JEFFERSON CITY - It is mid-summer, and while we have had some of the expected Missouri heat and humidity, we have had much more rain than usual. A very wet spring and the nearly continual rain this summer has left most of the state with flooding. The sudden rise in waters can and does lead for some very serious situations. Here in the 26th District, like most areas across the state, there has been loss of life due to the flood waters. I want to caution each of you to avoid flooded areas.

Flood waters are unpredictable to say the least. They can rise in a matter of minutes and often the surface of the water appears much different than what is beneath. Flood waters tend to move in and leave fast, this means they usually have a swift current, even one not noticeable to those looking at what appears to be still waters. Flood waters are notorious for taking out roadways, especially those that are not asphalt or concrete.

Another thing that routinely surprises people is that it takes very little water to actually overpower a person or sweep a car away. Six inches of water can knock an adult off of their feet, two feet of flood water can float a mid-size car and water moving at only two miles per hour can move a car. When cars begin to move they will also, most likely, roll as they encounter ditches, debris and most often washed out road.

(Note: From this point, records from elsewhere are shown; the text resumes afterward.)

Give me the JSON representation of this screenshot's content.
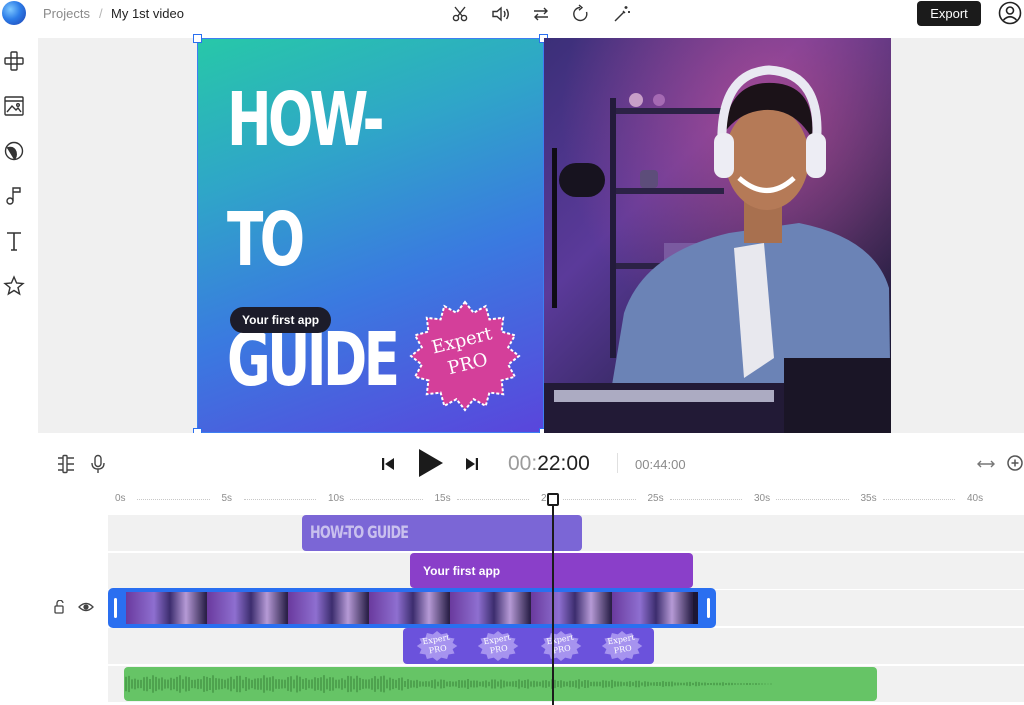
{
  "breadcrumb": {
    "projects": "Projects",
    "separator": "/",
    "title": "My 1st video"
  },
  "toolbar": {
    "tools": [
      "scissors-icon",
      "volume-icon",
      "swap-icon",
      "rotate-icon",
      "magic-wand-icon"
    ],
    "export_label": "Export"
  },
  "sidebar": {
    "items": [
      "elements-icon",
      "media-icon",
      "stickers-icon",
      "music-icon",
      "text-icon",
      "favorites-icon"
    ]
  },
  "canvas": {
    "card_title": "HOW-TO\nGUIDE",
    "card_pill": "Your first app",
    "badge_text": "Expert\nPRO",
    "colors": {
      "gradient_start": "#27c8a8",
      "gradient_end": "#5a45dc",
      "badge": "#d43f9a",
      "selection": "#2a6ff0"
    }
  },
  "player": {
    "current_time_dim": "00:",
    "current_time_bright": "22:00",
    "total_time": "00:44:00"
  },
  "timeline": {
    "ruler_ticks": [
      "0s",
      "5s",
      "10s",
      "15s",
      "20s",
      "25s",
      "30s",
      "35s",
      "40s"
    ],
    "tracks": {
      "title_clip": "HOW-TO GUIDE",
      "pill_clip": "Your first app",
      "sticker_label": "Expert\nPRO",
      "sticker_count": 4
    },
    "playhead_time": "22:00"
  }
}
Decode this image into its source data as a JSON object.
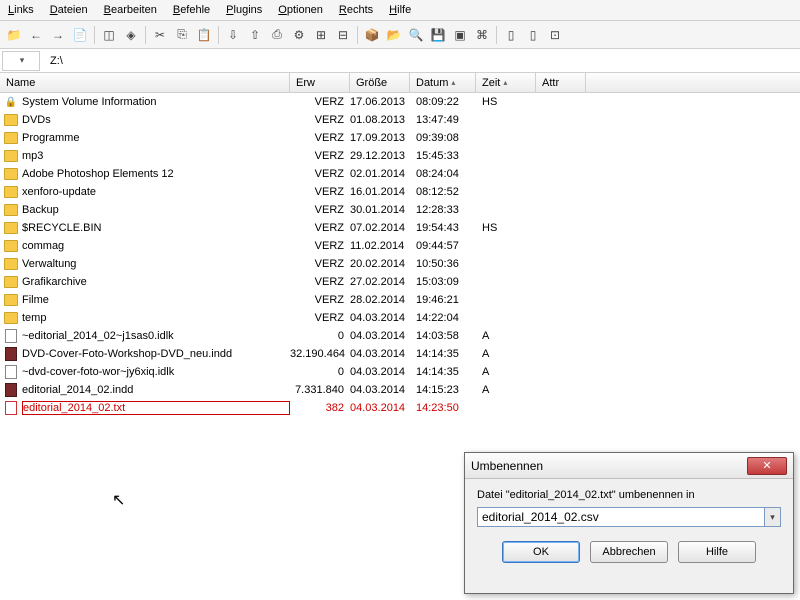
{
  "menu": [
    "Links",
    "Dateien",
    "Bearbeiten",
    "Befehle",
    "Plugins",
    "Optionen",
    "Rechts",
    "Hilfe"
  ],
  "drive": {
    "label": "",
    "path": "Z:\\"
  },
  "columns": {
    "name": "Name",
    "erw": "Erw",
    "size": "Größe",
    "date": "Datum",
    "time": "Zeit",
    "attr": "Attr"
  },
  "rows": [
    {
      "icon": "lock",
      "name": "System Volume Information",
      "size": "VERZ",
      "date": "17.06.2013",
      "time": "08:09:22",
      "attr": "HS"
    },
    {
      "icon": "folder",
      "name": "DVDs",
      "size": "VERZ",
      "date": "01.08.2013",
      "time": "13:47:49",
      "attr": ""
    },
    {
      "icon": "folder",
      "name": "Programme",
      "size": "VERZ",
      "date": "17.09.2013",
      "time": "09:39:08",
      "attr": ""
    },
    {
      "icon": "folder",
      "name": "mp3",
      "size": "VERZ",
      "date": "29.12.2013",
      "time": "15:45:33",
      "attr": ""
    },
    {
      "icon": "folder",
      "name": "Adobe Photoshop Elements 12",
      "size": "VERZ",
      "date": "02.01.2014",
      "time": "08:24:04",
      "attr": ""
    },
    {
      "icon": "folder",
      "name": "xenforo-update",
      "size": "VERZ",
      "date": "16.01.2014",
      "time": "08:12:52",
      "attr": ""
    },
    {
      "icon": "folder",
      "name": "Backup",
      "size": "VERZ",
      "date": "30.01.2014",
      "time": "12:28:33",
      "attr": ""
    },
    {
      "icon": "folder",
      "name": "$RECYCLE.BIN",
      "size": "VERZ",
      "date": "07.02.2014",
      "time": "19:54:43",
      "attr": "HS"
    },
    {
      "icon": "folder",
      "name": "commag",
      "size": "VERZ",
      "date": "11.02.2014",
      "time": "09:44:57",
      "attr": ""
    },
    {
      "icon": "folder",
      "name": "Verwaltung",
      "size": "VERZ",
      "date": "20.02.2014",
      "time": "10:50:36",
      "attr": ""
    },
    {
      "icon": "folder",
      "name": "Grafikarchive",
      "size": "VERZ",
      "date": "27.02.2014",
      "time": "15:03:09",
      "attr": ""
    },
    {
      "icon": "folder",
      "name": "Filme",
      "size": "VERZ",
      "date": "28.02.2014",
      "time": "19:46:21",
      "attr": ""
    },
    {
      "icon": "folder",
      "name": "temp",
      "size": "VERZ",
      "date": "04.03.2014",
      "time": "14:22:04",
      "attr": ""
    },
    {
      "icon": "file",
      "name": "~editorial_2014_02~j1sas0.idlk",
      "size": "0",
      "date": "04.03.2014",
      "time": "14:03:58",
      "attr": "A"
    },
    {
      "icon": "indd",
      "name": "DVD-Cover-Foto-Workshop-DVD_neu.indd",
      "size": "32.190.464",
      "date": "04.03.2014",
      "time": "14:14:35",
      "attr": "A"
    },
    {
      "icon": "file",
      "name": "~dvd-cover-foto-wor~jy6xiq.idlk",
      "size": "0",
      "date": "04.03.2014",
      "time": "14:14:35",
      "attr": "A"
    },
    {
      "icon": "indd",
      "name": "editorial_2014_02.indd",
      "size": "7.331.840",
      "date": "04.03.2014",
      "time": "14:15:23",
      "attr": "A"
    },
    {
      "icon": "txt",
      "name": "editorial_2014_02.txt",
      "size": "382",
      "date": "04.03.2014",
      "time": "14:23:50",
      "attr": "",
      "selected": true,
      "focused": true
    }
  ],
  "dialog": {
    "title": "Umbenennen",
    "label": "Datei \"editorial_2014_02.txt\" umbenennen in",
    "value": "editorial_2014_02.csv",
    "ok": "OK",
    "cancel": "Abbrechen",
    "help": "Hilfe"
  }
}
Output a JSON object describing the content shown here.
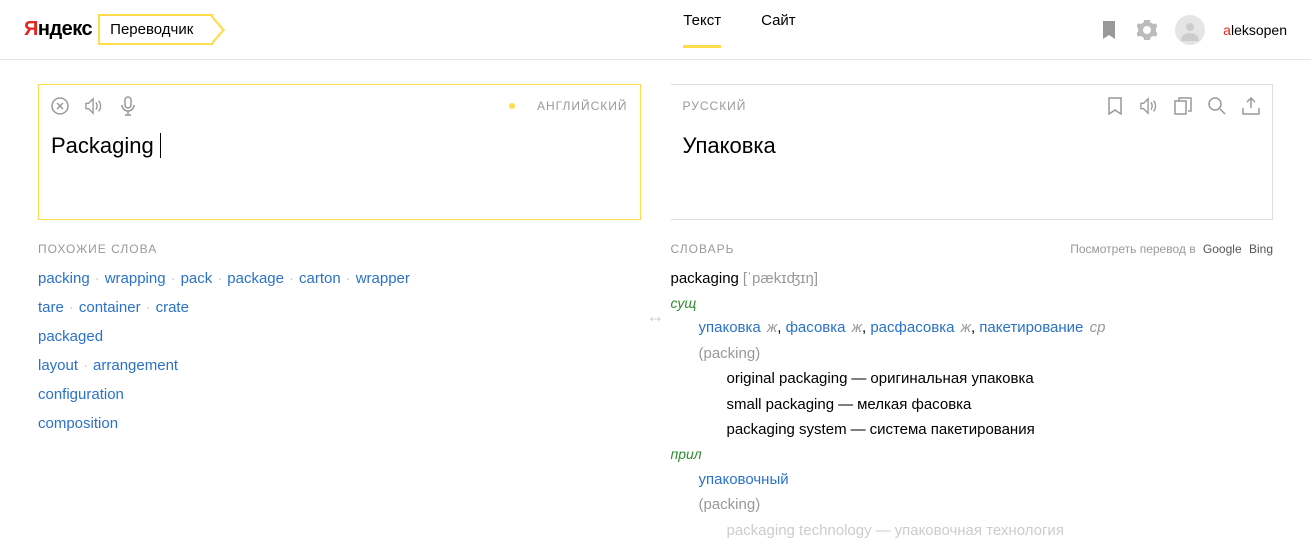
{
  "header": {
    "logo_prefix": "Я",
    "logo_rest": "ндекс",
    "service": "Переводчик",
    "tabs": [
      "Текст",
      "Сайт"
    ],
    "active_tab": 0,
    "username_first": "a",
    "username_rest": "leksopen"
  },
  "source": {
    "lang": "АНГЛИЙСКИЙ",
    "text": "Packaging"
  },
  "target": {
    "lang": "РУССКИЙ",
    "text": "Упаковка"
  },
  "similar": {
    "title": "ПОХОЖИЕ СЛОВА",
    "rows": [
      [
        "packing",
        "wrapping",
        "pack",
        "package",
        "carton",
        "wrapper"
      ],
      [
        "tare",
        "container",
        "crate"
      ],
      [
        "packaged"
      ],
      [
        "layout",
        "arrangement"
      ],
      [
        "configuration"
      ],
      [
        "composition"
      ]
    ]
  },
  "dict": {
    "title": "СЛОВАРЬ",
    "ext_prefix": "Посмотреть перевод в",
    "ext_links": [
      "Google",
      "Bing"
    ],
    "headword": "packaging",
    "ipa": "[ˈpækɪʤɪŋ]",
    "pos1": "сущ",
    "senses1": [
      {
        "tr": "упаковка",
        "g": "ж"
      },
      {
        "tr": "фасовка",
        "g": "ж"
      },
      {
        "tr": "расфасовка",
        "g": "ж"
      },
      {
        "tr": "пакетирование",
        "g": "ср"
      }
    ],
    "syn1": "(packing)",
    "examples1": [
      {
        "en": "original packaging",
        "ru": "оригинальная упаковка"
      },
      {
        "en": "small packaging",
        "ru": "мелкая фасовка"
      },
      {
        "en": "packaging system",
        "ru": "система пакетирования"
      }
    ],
    "pos2": "прил",
    "senses2": [
      {
        "tr": "упаковочный",
        "g": ""
      }
    ],
    "syn2": "(packing)",
    "examples2": [
      {
        "en": "packaging technology",
        "ru": "упаковочная технология"
      }
    ]
  }
}
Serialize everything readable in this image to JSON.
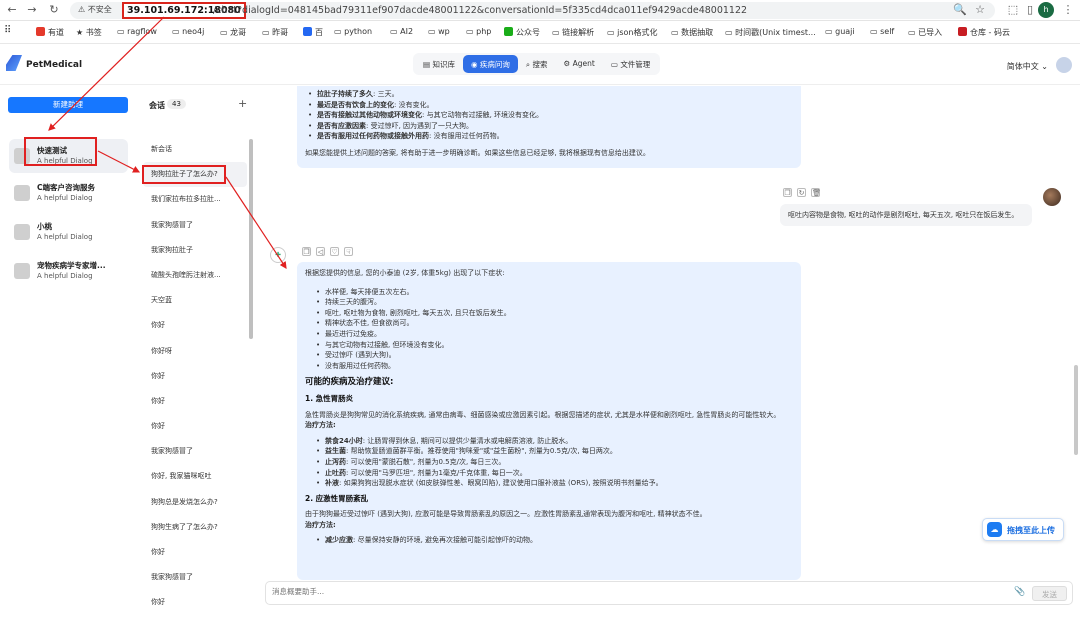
{
  "browser": {
    "insecure_label": "不安全",
    "url_host": "39.101.69.172:18080",
    "url_rest": "/chat?dialogId=048145bad79311ef907dacde48001122&conversationId=5f335cd4dca011ef9429acde48001122",
    "profile_initial": "h",
    "bookmarks": [
      "有道",
      "书签",
      "ragflow",
      "neo4j",
      "龙哥",
      "昨哥",
      "百",
      "python",
      "AI2",
      "wp",
      "php",
      "公众号",
      "链接解析",
      "json格式化",
      "数据抽取",
      "时间戳(Unix timest...",
      "guaji",
      "self",
      "已导入",
      "仓库 - 码云"
    ]
  },
  "app": {
    "brand": "PetMedical",
    "nav": [
      "知识库",
      "疾病问询",
      "搜索",
      "Agent",
      "文件管理"
    ],
    "active_nav": 1,
    "language": "简体中文"
  },
  "left": {
    "new_button": "新建助理",
    "assistants": [
      {
        "name": "快速测试",
        "desc": "A helpful Dialog"
      },
      {
        "name": "C端客户咨询服务",
        "desc": "A helpful Dialog"
      },
      {
        "name": "小桃",
        "desc": "A helpful Dialog"
      },
      {
        "name": "宠物疾病学专家增...",
        "desc": "A helpful Dialog"
      }
    ]
  },
  "conversations": {
    "title": "会话",
    "count": "43",
    "items": [
      "新会话",
      "狗狗拉肚子了怎么办?",
      "我们家拉布拉多拉肚...",
      "我家狗感冒了",
      "我家狗拉肚子",
      "硫酸头孢喹肟注射液...",
      "天空蓝",
      "你好",
      "你好呀",
      "你好",
      "你好",
      "你好",
      "我家狗感冒了",
      "你好, 我家猫咪呕吐",
      "狗狗总是发烧怎么办?",
      "狗狗生病了了怎么办?",
      "你好",
      "我家狗感冒了",
      "你好"
    ]
  },
  "chat": {
    "prev": {
      "items": [
        {
          "label": "拉肚子持续了多久",
          "text": "三天。"
        },
        {
          "label": "最近是否有饮食上的变化",
          "text": "没有变化。"
        },
        {
          "label": "是否有接触过其他动物或环境变化",
          "text": "与其它动物有过接触, 环境没有变化。"
        },
        {
          "label": "是否有应激因素",
          "text": "受过惊吓, 因为遇到了一只大狗。"
        },
        {
          "label": "是否有服用过任何药物或接触外用药",
          "text": "没有服用过任何药物。"
        }
      ],
      "footer": "如果您能提供上述问题的答案, 将有助于进一步明确诊断。如果这些信息已经足够, 我将根据现有信息给出建议。"
    },
    "user_msg": "呕吐内容物是食物, 呕吐的动作是剧烈呕吐, 每天五次, 呕吐只在饭后发生。",
    "reply": {
      "intro": "根据您提供的信息, 您的小泰迪 (2岁, 体重5kg) 出现了以下症状:",
      "symptoms": [
        "水样便, 每天排便五次左右。",
        "持续三天的腹泻。",
        "呕吐, 呕吐物为食物, 剧烈呕吐, 每天五次, 且只在饭后发生。",
        "精神状态不佳, 但食欲尚可。",
        "最近进行过免疫。",
        "与其它动物有过接触, 但环境没有变化。",
        "受过惊吓 (遇到大狗)。",
        "没有服用过任何药物。"
      ],
      "heading": "可能的疾病及治疗建议:",
      "d1_title": "1. 急性胃肠炎",
      "d1_desc": "急性胃肠炎是狗狗常见的消化系统疾病, 通常由病毒、细菌感染或应激因素引起。根据您描述的症状, 尤其是水样便和剧烈呕吐, 急性胃肠炎的可能性较大。",
      "treat_label": "治疗方法:",
      "d1_treat": [
        {
          "label": "禁食24小时",
          "text": "让肠胃得到休息, 期间可以提供少量清水或电解质溶液, 防止脱水。"
        },
        {
          "label": "益生菌",
          "text": "帮助恢复肠道菌群平衡。推荐使用\"狗咪爱\"或\"益生菌粉\", 剂量为0.5克/次, 每日两次。"
        },
        {
          "label": "止泻药",
          "text": "可以使用\"蒙脱石散\", 剂量为0.5克/次, 每日三次。"
        },
        {
          "label": "止吐药",
          "text": "可以使用\"马罗匹坦\", 剂量为1毫克/千克体重, 每日一次。"
        },
        {
          "label": "补液",
          "text": "如果狗狗出现脱水症状 (如皮肤弹性差、眼窝凹陷), 建议使用口服补液盐 (ORS), 按照说明书剂量给予。"
        }
      ],
      "d2_title": "2. 应激性胃肠紊乱",
      "d2_desc": "由于狗狗最近受过惊吓 (遇到大狗), 应激可能是导致胃肠紊乱的原因之一。应激性胃肠紊乱通常表现为腹泻和呕吐, 精神状态不佳。",
      "d2_treat": [
        {
          "label": "减少应激",
          "text": "尽量保持安静的环境, 避免再次接触可能引起惊吓的动物。"
        }
      ]
    },
    "upload_label": "拖拽至此上传",
    "input_placeholder": "消息概要助手...",
    "send_label": "发送"
  },
  "colors": {
    "primary": "#1677ff",
    "annotation_red": "#e02020",
    "ai_bubble": "#e8f1ff"
  }
}
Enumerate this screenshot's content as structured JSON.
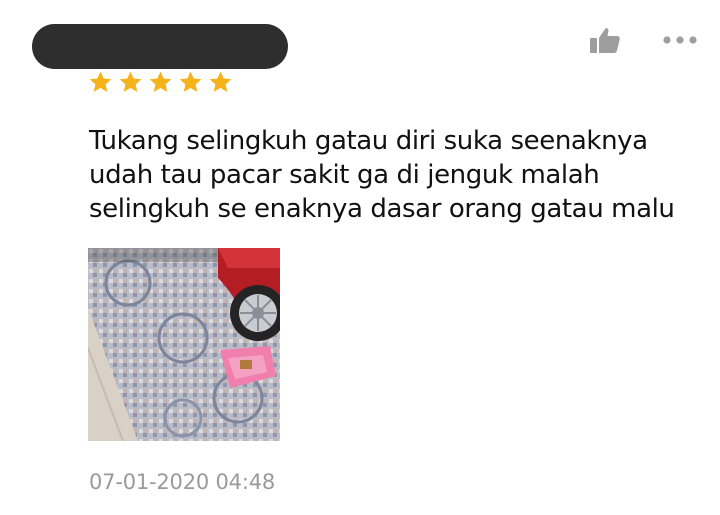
{
  "review": {
    "rating": 5,
    "rating_max": 5,
    "text": "Tukang selingkuh gatau diri suka seenaknya udah tau pacar sakit ga di jenguk malah selingkuh se enaknya dasar orang gatau malu",
    "timestamp": "07-01-2020 04:48"
  },
  "icons": {
    "like": "thumbs-up-icon",
    "more": "more-options-icon",
    "star": "star-icon"
  },
  "colors": {
    "star": "#F6B21B",
    "icon_gray": "#9E9E9E",
    "timestamp_gray": "#9A9A9A",
    "redaction": "#2E2E2E"
  }
}
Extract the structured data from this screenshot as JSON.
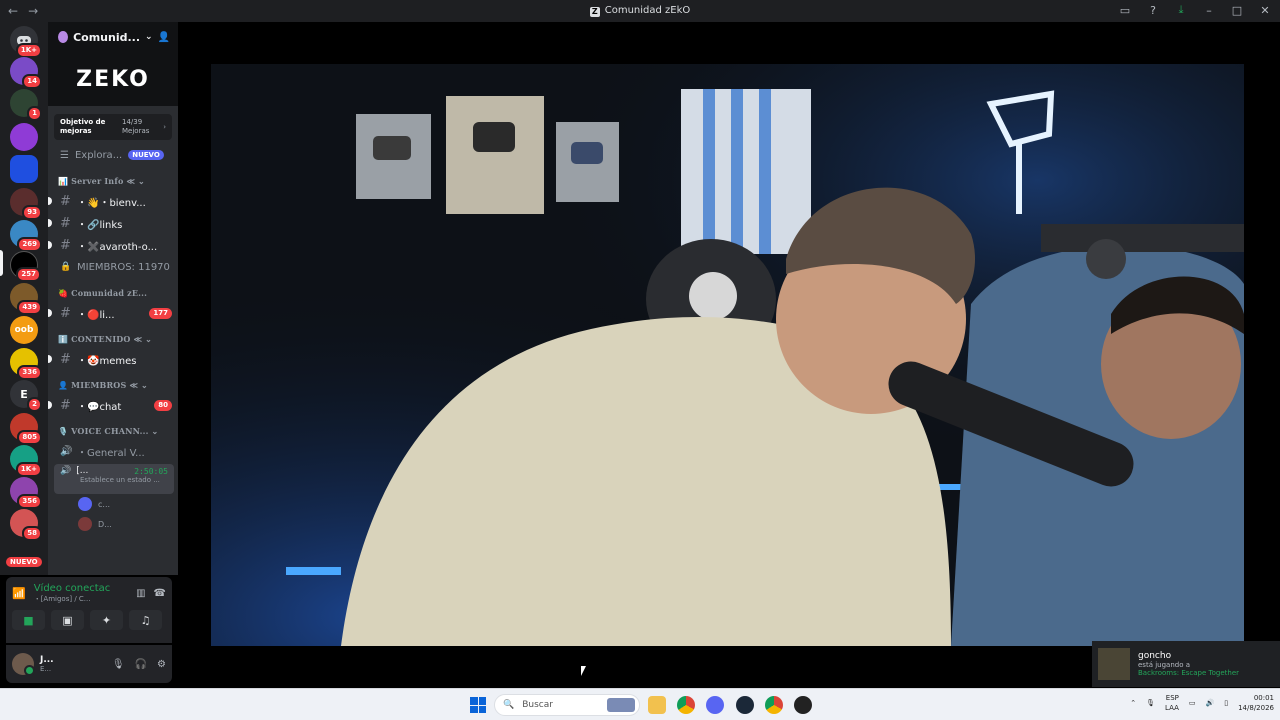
{
  "window": {
    "title": "Comunidad zEkO",
    "title_logo": "Z"
  },
  "rail": {
    "home_badge": "1K+",
    "servers": [
      {
        "badge": "14"
      },
      {
        "badge": "1"
      },
      {
        "badge": ""
      },
      {
        "badge": ""
      },
      {
        "badge": "93"
      },
      {
        "badge": "269"
      },
      {
        "badge": "257"
      },
      {
        "badge": "439"
      },
      {
        "badge": "oob"
      },
      {
        "badge": "336"
      },
      {
        "letter": "E",
        "badge": "2"
      },
      {
        "badge": "805"
      },
      {
        "badge": "1K+"
      },
      {
        "badge": "356"
      },
      {
        "badge": "58"
      }
    ],
    "new_label": "NUEVO"
  },
  "guild": {
    "name": "Comunid...",
    "banner_text": "ZEKO",
    "boost_goal_label": "Objetivo de mejoras",
    "boost_count": "14/39",
    "boost_unit": "Mejoras",
    "explore_label": "Explora...",
    "explore_badge": "NUEVO"
  },
  "categories": [
    {
      "label": "📊 Server Info ≪ ⌄",
      "channels": [
        {
          "name": "・👋・bienv...",
          "unread": true
        },
        {
          "name": "・🔗links",
          "unread": true
        },
        {
          "name": "・✖️avaroth-o...",
          "unread": true
        },
        {
          "name": "MIEMBROS: 11970",
          "locked": true
        }
      ]
    },
    {
      "label": "🍓 Comunidad zE...",
      "channels": [
        {
          "name": "・🔴li...",
          "unread": true,
          "count": "177"
        }
      ]
    },
    {
      "label": "ℹ️ CONTENIDO ≪ ⌄",
      "channels": [
        {
          "name": "・🤡memes",
          "unread": true
        }
      ]
    },
    {
      "label": "👤 MIEMBROS ≪ ⌄",
      "channels": [
        {
          "name": "・💬chat",
          "unread": true,
          "count": "80"
        }
      ]
    },
    {
      "label": "🎙️ VOICE CHANN... ⌄",
      "channels": [
        {
          "name": "・General V...",
          "voice": true
        }
      ]
    }
  ],
  "active_voice": {
    "name": "[...",
    "timer": "2:50:05",
    "sub": "Establece un estado ..."
  },
  "voice_users": [
    {
      "name": "c..."
    },
    {
      "name": "D..."
    }
  ],
  "voice_panel": {
    "status": "Vídeo conectac",
    "sub": "・[Amigos] / C..."
  },
  "user": {
    "name": "J...",
    "status": "E..."
  },
  "toast": {
    "name": "goncho",
    "line1": "está jugando a",
    "line2": "Backrooms: Escape Together"
  },
  "taskbar": {
    "search_placeholder": "Buscar",
    "lang": "ESP",
    "lang2": "LAA",
    "time": "00:01",
    "date": "14/8/2026"
  }
}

As the saying goes “Turn around – don’t drown.”

If you find yourself near floods, please do not enter the water no matter the circumstance. Be careful to watch for debris and downed power lines as the water recedes. The absence of water where it has recently flooded may mean the presence of new problems and concerns.

The Missouri Department of Transportation (MoDOT) keeps an updated online listing of closed roads, and even offers tips on how to stay safe. You can find information online at http://www.modot.org/flooding/. You can also call 1-888-275-6636 for road closings.

With more rain predicted in the coming days, please be sure to pay attention to local weather reports and updates.

I always appreciate hearing from you. If you have any questions about the topics discussed above, or any other issues, please do not hesitate to contact my office.

Thank you for reading this weekly column. Please contact my office at (573) 751-3678 if you have any questions.